Exercise details —
Scan the records below for lines with the word "data", then state how many you find and nothing else.

*** Opening of Records for processing ***

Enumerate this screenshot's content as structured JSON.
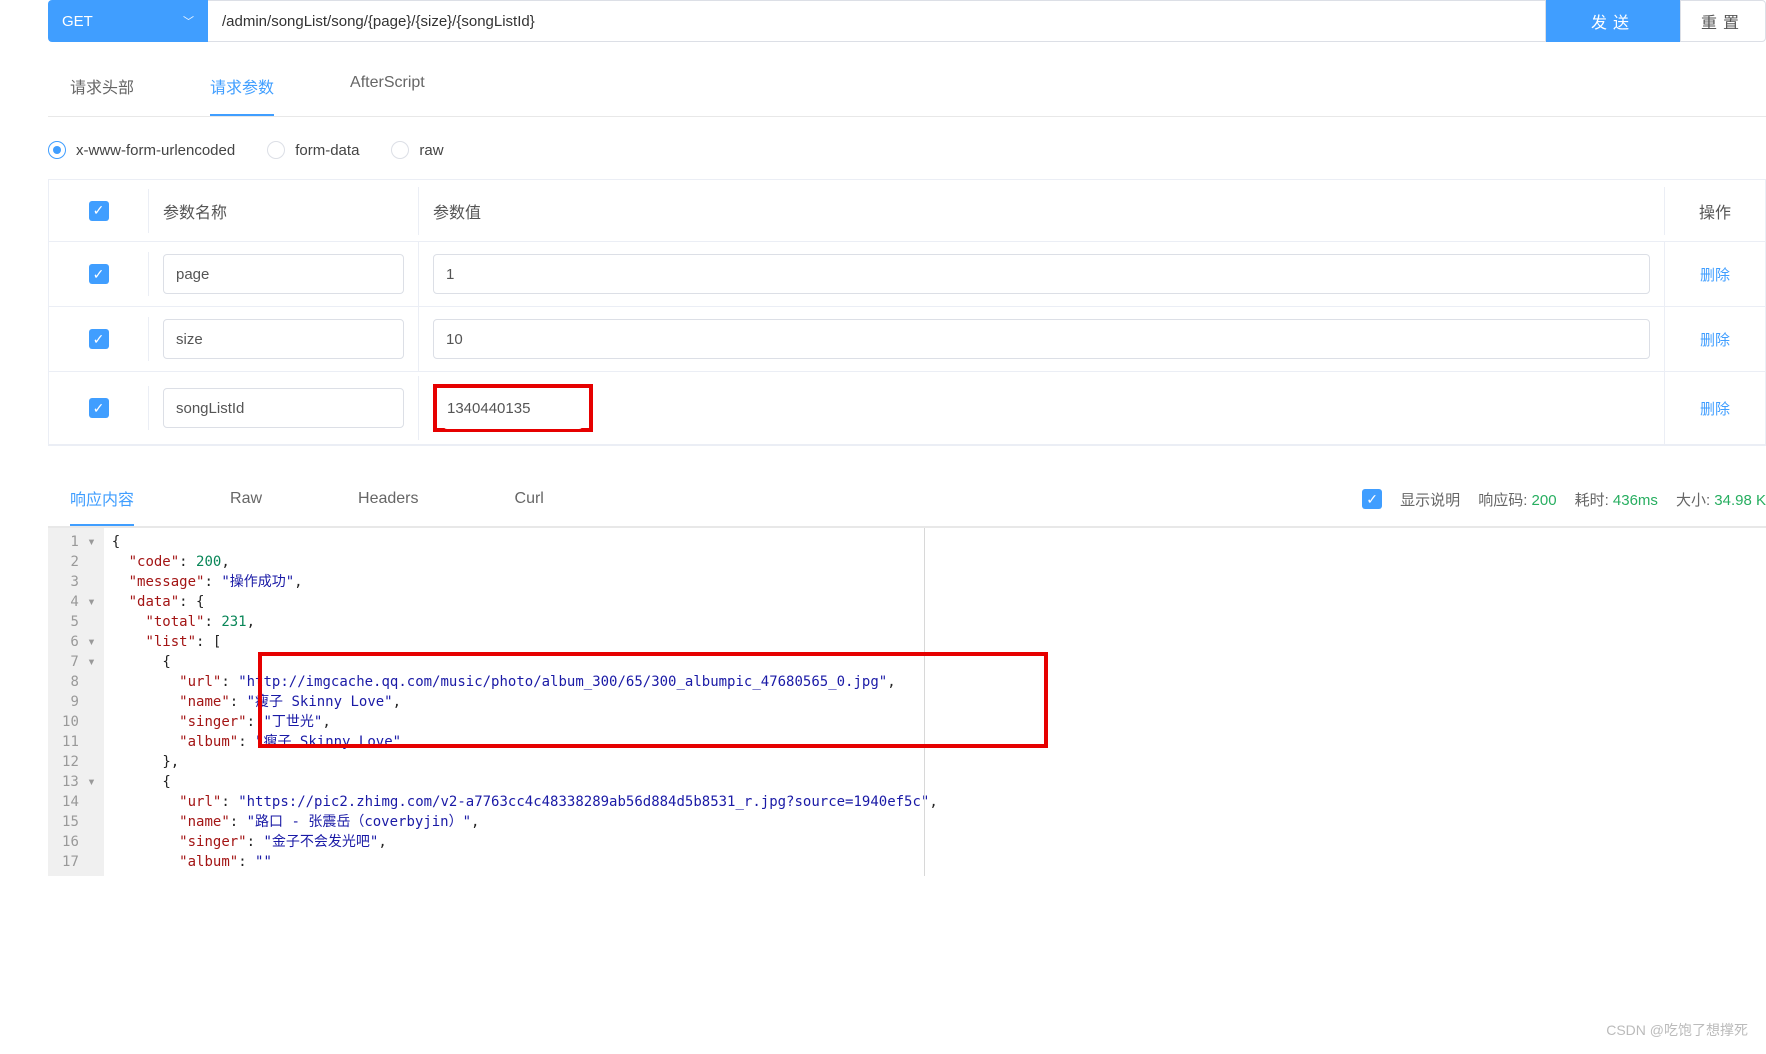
{
  "request": {
    "method": "GET",
    "url": "/admin/songList/song/{page}/{size}/{songListId}",
    "send_label": "发送",
    "reset_label": "重置"
  },
  "tabs": {
    "headers": "请求头部",
    "params": "请求参数",
    "afterscript": "AfterScript"
  },
  "body_types": {
    "xwww": "x-www-form-urlencoded",
    "formdata": "form-data",
    "raw": "raw"
  },
  "param_table": {
    "col_name": "参数名称",
    "col_value": "参数值",
    "col_ops": "操作",
    "delete_label": "删除",
    "rows": [
      {
        "name": "page",
        "value": "1"
      },
      {
        "name": "size",
        "value": "10"
      },
      {
        "name": "songListId",
        "value": "1340440135"
      }
    ]
  },
  "response_tabs": {
    "body": "响应内容",
    "raw": "Raw",
    "headers": "Headers",
    "curl": "Curl"
  },
  "response_status": {
    "show_desc": "显示说明",
    "code_label": "响应码:",
    "code": "200",
    "time_label": "耗时:",
    "time": "436ms",
    "size_label": "大小:",
    "size": "34.98 K"
  },
  "response_body": {
    "code": 200,
    "message": "操作成功",
    "data": {
      "total": 231,
      "list": [
        {
          "url": "http://imgcache.qq.com/music/photo/album_300/65/300_albumpic_47680565_0.jpg",
          "name": "瘦子 Skinny Love",
          "singer": "丁世光",
          "album": "瘦子 Skinny Love"
        },
        {
          "url": "https://pic2.zhimg.com/v2-a7763cc4c48338289ab56d884d5b8531_r.jpg?source=1940ef5c",
          "name": "路口 - 张震岳（coverbyjin）",
          "singer": "金子不会发光吧",
          "album": ""
        }
      ]
    }
  },
  "watermark": "CSDN @吃饱了想撑死"
}
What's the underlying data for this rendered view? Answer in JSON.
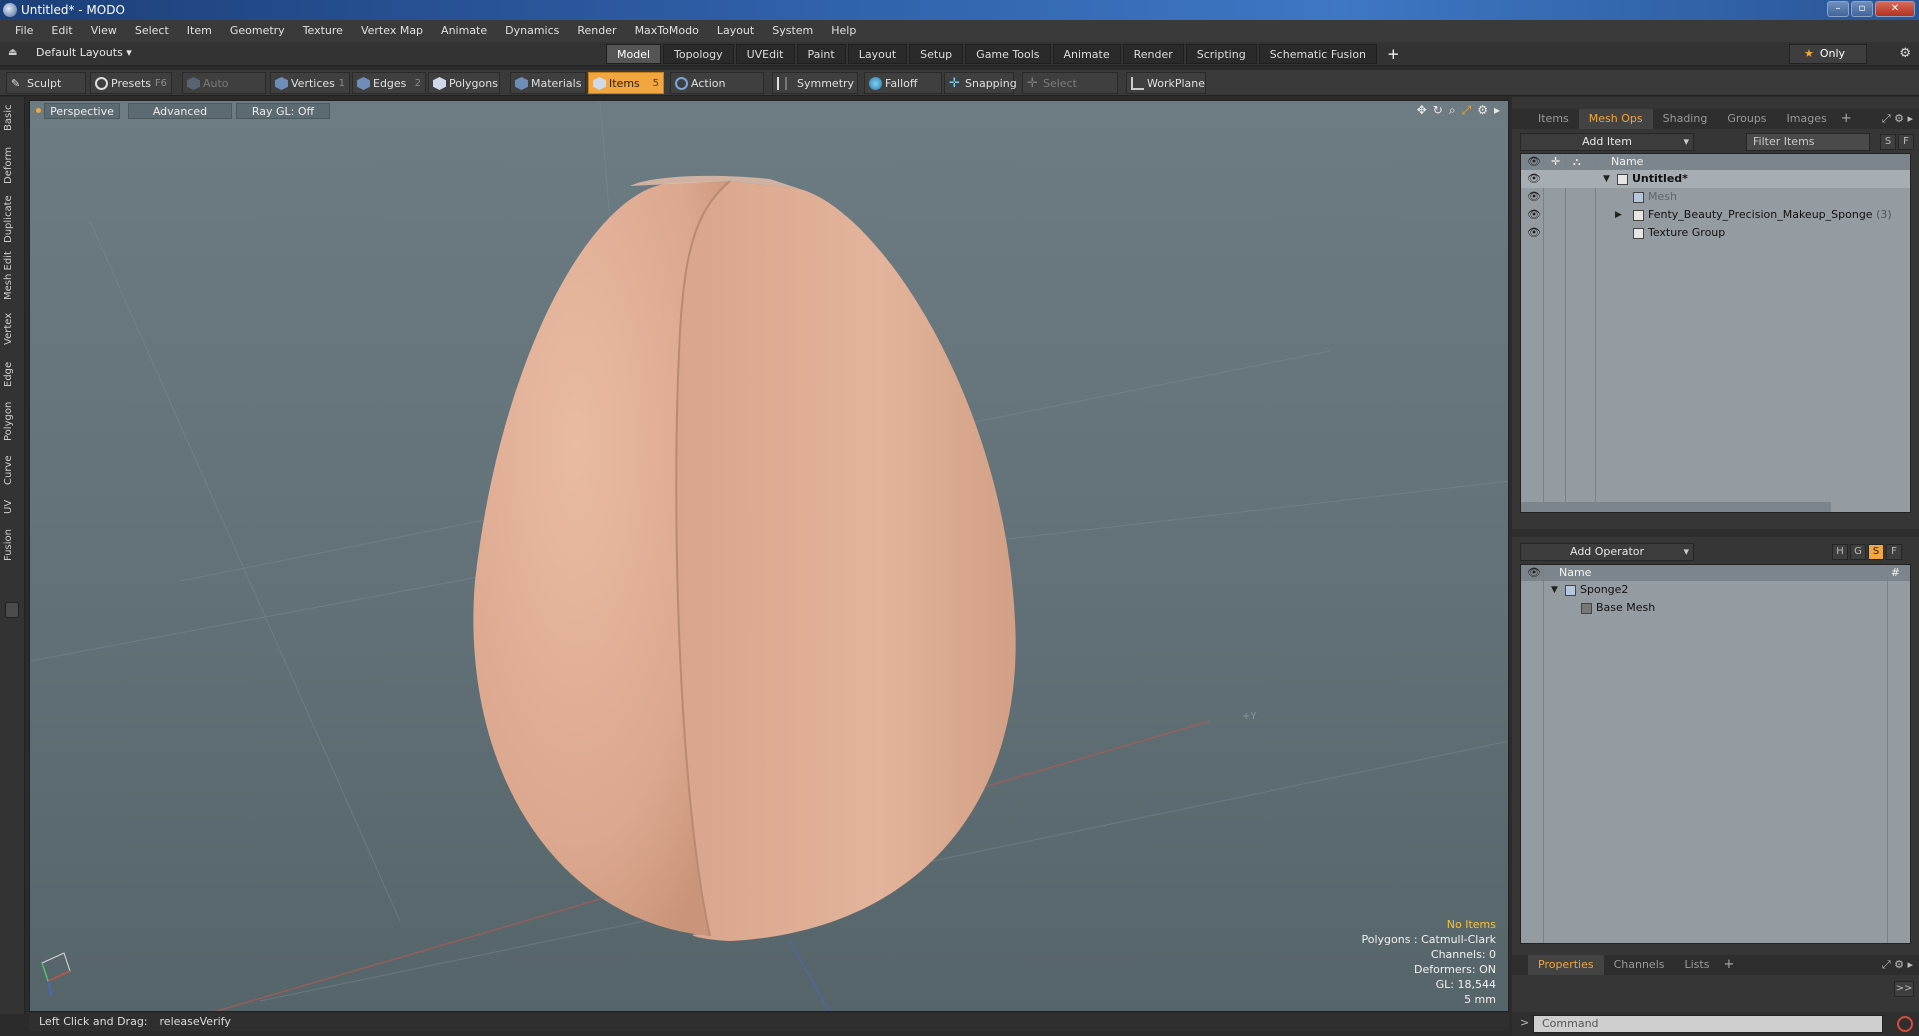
{
  "window": {
    "title": "Untitled* - MODO",
    "buttons": [
      "–",
      "▫",
      "✕"
    ]
  },
  "menu": [
    "File",
    "Edit",
    "View",
    "Select",
    "Item",
    "Geometry",
    "Texture",
    "Vertex Map",
    "Animate",
    "Dynamics",
    "Render",
    "MaxToModo",
    "Layout",
    "System",
    "Help"
  ],
  "layoutbar": {
    "layout_select": "Default Layouts ▾",
    "tabs": [
      "Model",
      "Topology",
      "UVEdit",
      "Paint",
      "Layout",
      "Setup",
      "Game Tools",
      "Animate",
      "Render",
      "Scripting",
      "Schematic Fusion"
    ],
    "active_tab": "Model",
    "add_tab": "+",
    "only_label": "Only"
  },
  "toolbar": {
    "sculpt": "Sculpt",
    "presets": "Presets",
    "presets_key": "F6",
    "auto_select": "Auto Select",
    "vertices": "Vertices",
    "vertices_key": "1",
    "edges": "Edges",
    "edges_key": "2",
    "polygons": "Polygons",
    "materials": "Materials",
    "items": "Items",
    "items_key": "5",
    "action_center": "Action Center",
    "symmetry": "Symmetry",
    "falloff": "Falloff",
    "snapping": "Snapping",
    "select_through": "Select Through",
    "workplane": "WorkPlane"
  },
  "left_tabs": [
    "Basic",
    "Deform",
    "Duplicate",
    "Mesh Edit",
    "Vertex",
    "Edge",
    "Polygon",
    "Curve",
    "UV",
    "Fusion"
  ],
  "viewport": {
    "view_mode": "Perspective",
    "shading": "Advanced",
    "raygl": "Ray GL: Off",
    "stats": {
      "no_items": "No Items",
      "polygons": "Polygons : Catmull-Clark",
      "channels": "Channels: 0",
      "deformers": "Deformers: ON",
      "gl": "GL: 18,544",
      "unit": "5 mm"
    },
    "axis_y_label": "+Y"
  },
  "statusbar": {
    "hint_label": "Left Click and Drag:",
    "hint_value": "releaseVerify"
  },
  "items_panel": {
    "tabs": [
      "Items",
      "Mesh Ops",
      "Shading",
      "Groups",
      "Images"
    ],
    "active_tab": "Mesh Ops",
    "add_item": "Add Item",
    "filter_placeholder": "Filter Items",
    "s_btn": "S",
    "f_btn": "F",
    "column_name": "Name",
    "rows": [
      {
        "label": "Untitled*",
        "bold": true
      },
      {
        "label": "Mesh",
        "dim": true
      },
      {
        "label": "Fenty_Beauty_Precision_Makeup_Sponge",
        "count": "(3)"
      },
      {
        "label": "Texture Group"
      }
    ]
  },
  "operator_panel": {
    "add_operator": "Add Operator",
    "h_btn": "H",
    "g_btn": "G",
    "s_btn": "S",
    "f_btn": "F",
    "column_name": "Name",
    "column_hash": "#",
    "rows": [
      {
        "label": "Sponge2"
      },
      {
        "label": "Base Mesh"
      }
    ]
  },
  "properties_panel": {
    "tabs": [
      "Properties",
      "Channels",
      "Lists"
    ],
    "active_tab": "Properties",
    "expand": ">>"
  },
  "command": {
    "placeholder": "Command",
    "prompt": ">"
  },
  "colors": {
    "accent": "#f1a640",
    "sponge_light": "#e6b49c",
    "sponge_dark": "#c89278",
    "viewport_bg": "#657479",
    "stop": "#d84b3a"
  }
}
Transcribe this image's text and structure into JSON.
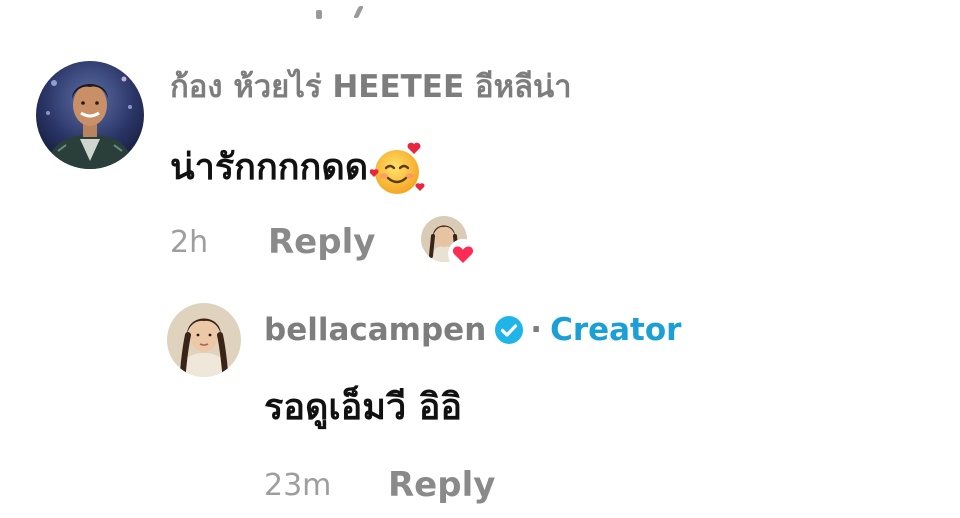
{
  "comment": {
    "author": "ก้อง ห้วยไร่ HEETEE อีหลีน่า",
    "text": "น่ารักกกกดด",
    "emoji_icon": "smiling-face-with-hearts-icon",
    "time": "2h",
    "reply_label": "Reply",
    "liked_by_creator": true
  },
  "reply": {
    "author": "bellacampen",
    "verified": true,
    "separator": "·",
    "badge": "Creator",
    "text": "รอดูเอ็มวี อิอิ",
    "time": "23m",
    "reply_label": "Reply"
  },
  "colors": {
    "author": "#7d7d7d",
    "body": "#111111",
    "meta": "#9e9e9e",
    "creator": "#1a9fd6",
    "verified": "#20b5e8",
    "heart": "#fe2c55"
  }
}
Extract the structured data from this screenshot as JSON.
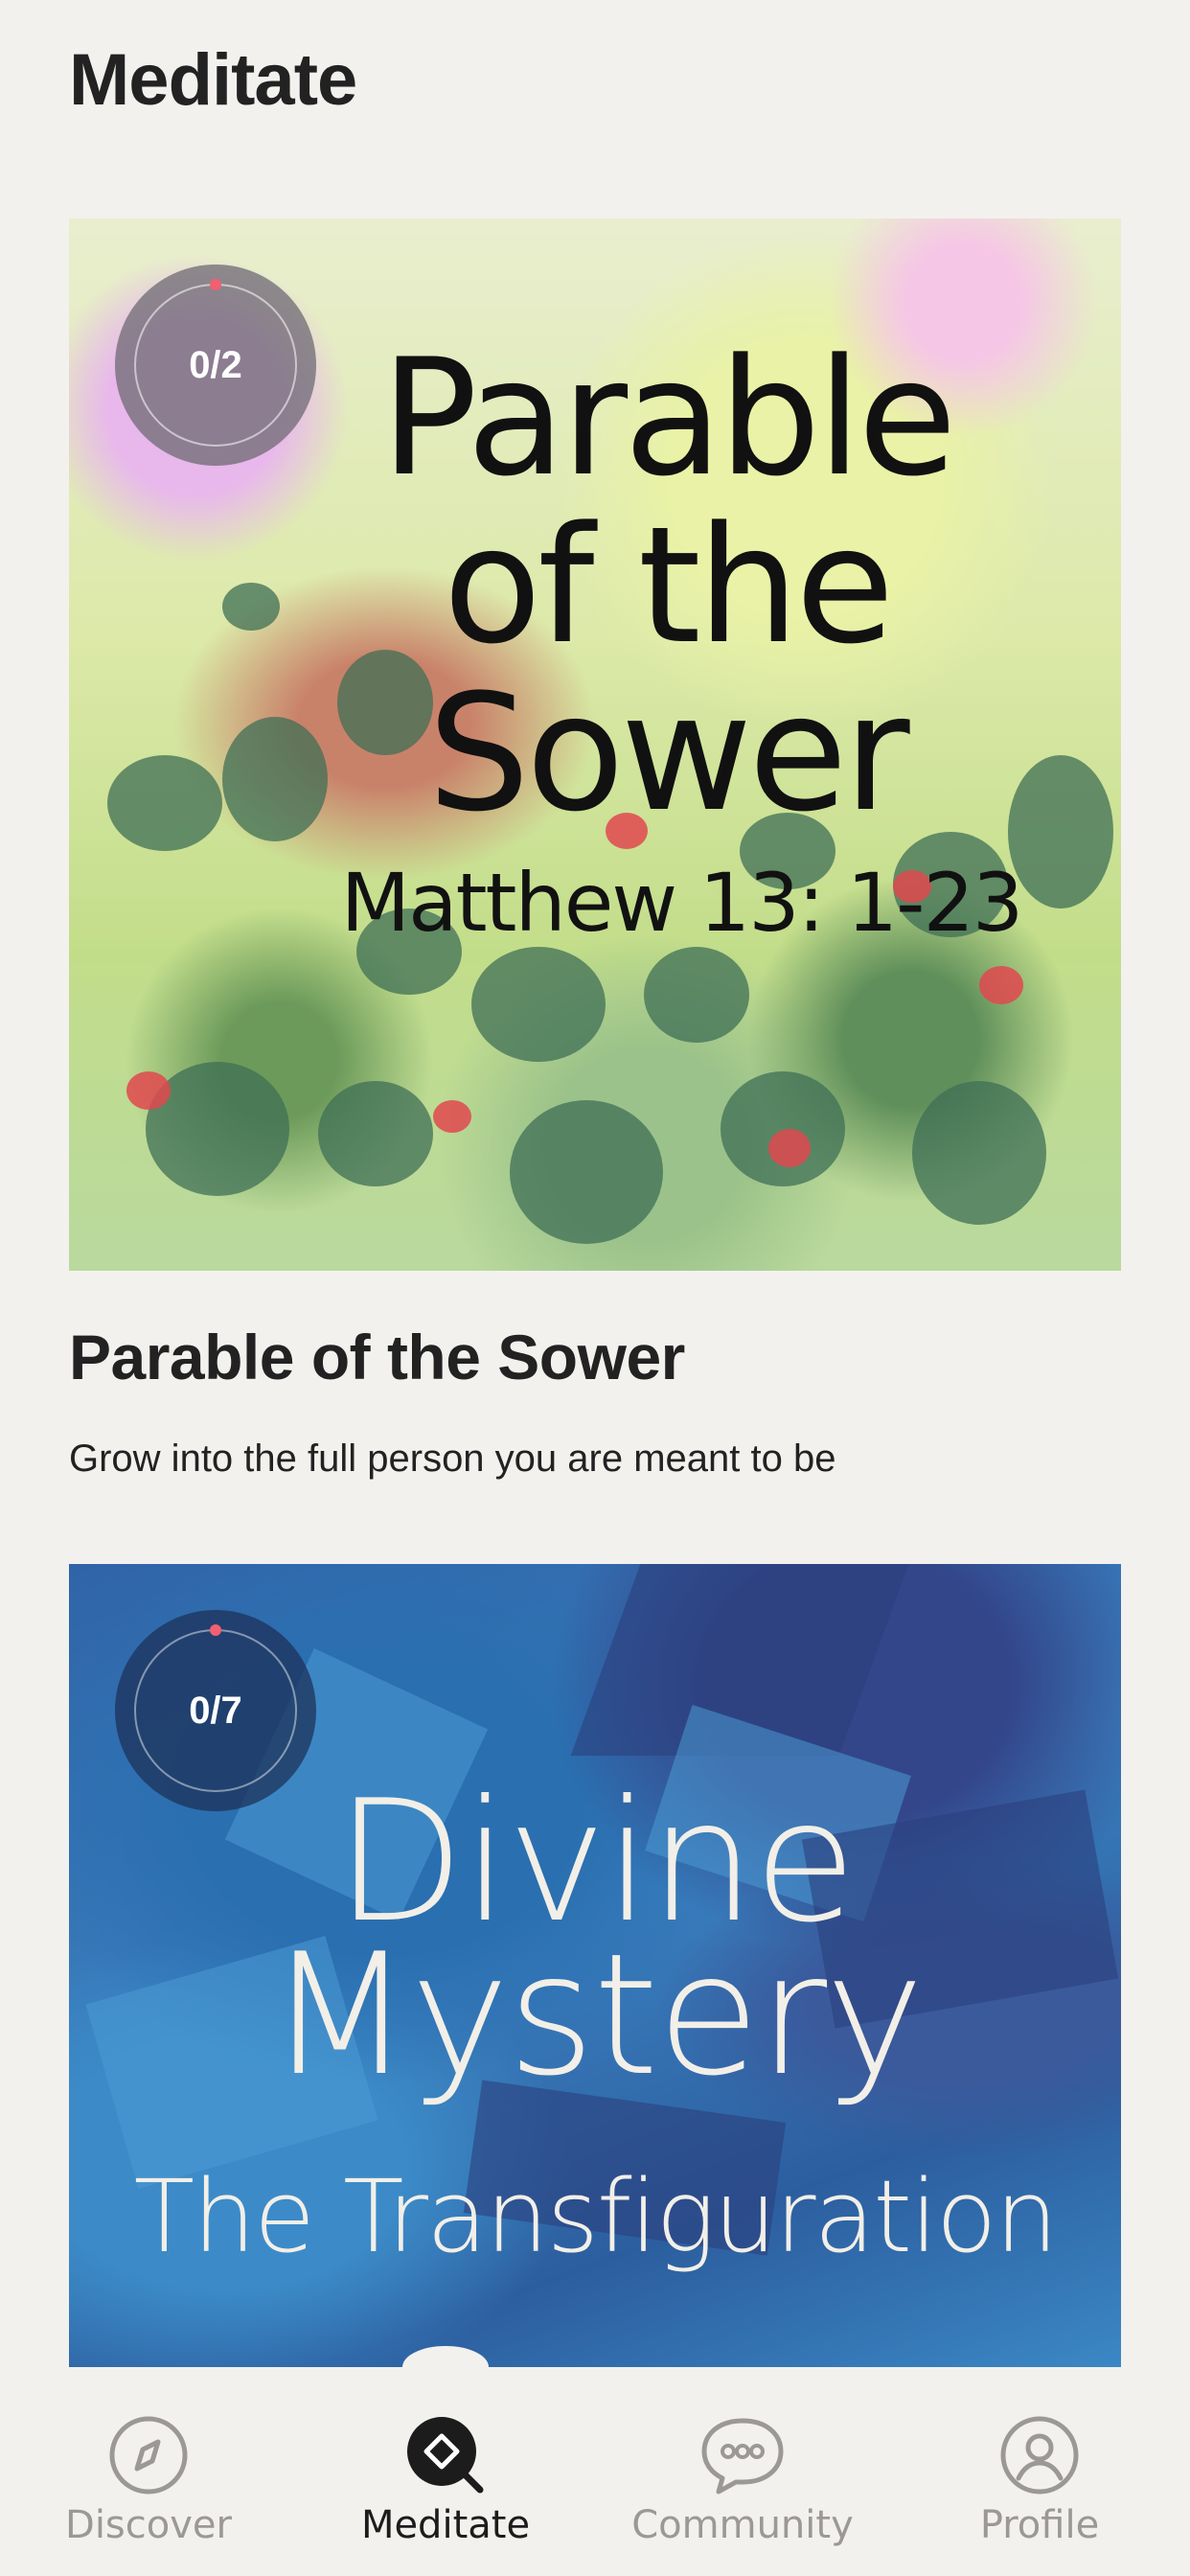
{
  "header": {
    "title": "Meditate"
  },
  "cards": [
    {
      "art_lines": [
        "Parable",
        "of the",
        "Sower",
        "Matthew 13: 1-23"
      ],
      "progress": "0/2",
      "title": "Parable of the Sower",
      "subtitle": "Grow into the full person you are meant to be"
    },
    {
      "art_lines": [
        "Divine",
        "Mystery",
        "The Transfiguration"
      ],
      "progress": "0/7"
    }
  ],
  "tabs": [
    {
      "label": "Discover",
      "icon": "compass-icon"
    },
    {
      "label": "Meditate",
      "icon": "meditate-icon",
      "active": true
    },
    {
      "label": "Community",
      "icon": "chat-bubble-icon"
    },
    {
      "label": "Profile",
      "icon": "profile-icon"
    }
  ],
  "colors": {
    "background": "#f3f1ee",
    "text": "#222222",
    "inactive_tab": "#9b9895",
    "progress_dot": "#f06070"
  }
}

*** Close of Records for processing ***

Exercise answer —
4